BEGIN

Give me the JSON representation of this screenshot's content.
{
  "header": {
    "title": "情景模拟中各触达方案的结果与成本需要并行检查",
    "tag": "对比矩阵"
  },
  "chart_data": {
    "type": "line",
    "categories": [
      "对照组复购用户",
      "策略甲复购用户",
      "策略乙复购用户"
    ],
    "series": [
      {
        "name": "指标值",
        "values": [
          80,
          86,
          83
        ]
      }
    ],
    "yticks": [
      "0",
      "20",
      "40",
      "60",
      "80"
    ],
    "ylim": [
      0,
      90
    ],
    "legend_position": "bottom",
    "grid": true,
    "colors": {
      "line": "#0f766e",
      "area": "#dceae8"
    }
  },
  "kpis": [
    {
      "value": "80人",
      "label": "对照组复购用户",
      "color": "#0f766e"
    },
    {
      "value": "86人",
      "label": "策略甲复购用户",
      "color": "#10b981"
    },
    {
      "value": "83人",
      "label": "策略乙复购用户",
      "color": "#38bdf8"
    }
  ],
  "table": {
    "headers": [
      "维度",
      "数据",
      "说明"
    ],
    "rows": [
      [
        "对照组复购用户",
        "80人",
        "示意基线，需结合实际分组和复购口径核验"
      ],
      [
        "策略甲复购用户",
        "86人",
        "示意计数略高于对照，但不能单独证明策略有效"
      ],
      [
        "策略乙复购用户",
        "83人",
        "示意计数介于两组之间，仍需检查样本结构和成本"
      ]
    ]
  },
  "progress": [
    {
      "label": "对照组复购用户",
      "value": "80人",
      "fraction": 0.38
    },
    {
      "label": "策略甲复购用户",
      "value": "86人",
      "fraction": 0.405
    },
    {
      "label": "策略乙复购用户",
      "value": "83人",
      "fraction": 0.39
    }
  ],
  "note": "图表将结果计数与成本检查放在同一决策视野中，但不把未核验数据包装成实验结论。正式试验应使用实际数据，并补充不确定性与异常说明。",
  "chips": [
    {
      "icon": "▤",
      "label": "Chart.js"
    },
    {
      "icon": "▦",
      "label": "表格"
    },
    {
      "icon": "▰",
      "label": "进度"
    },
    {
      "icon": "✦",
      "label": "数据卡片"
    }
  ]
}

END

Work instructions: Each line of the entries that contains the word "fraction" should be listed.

Reply to the exercise:
      "fraction": 0.38
      "fraction": 0.405
      "fraction": 0.39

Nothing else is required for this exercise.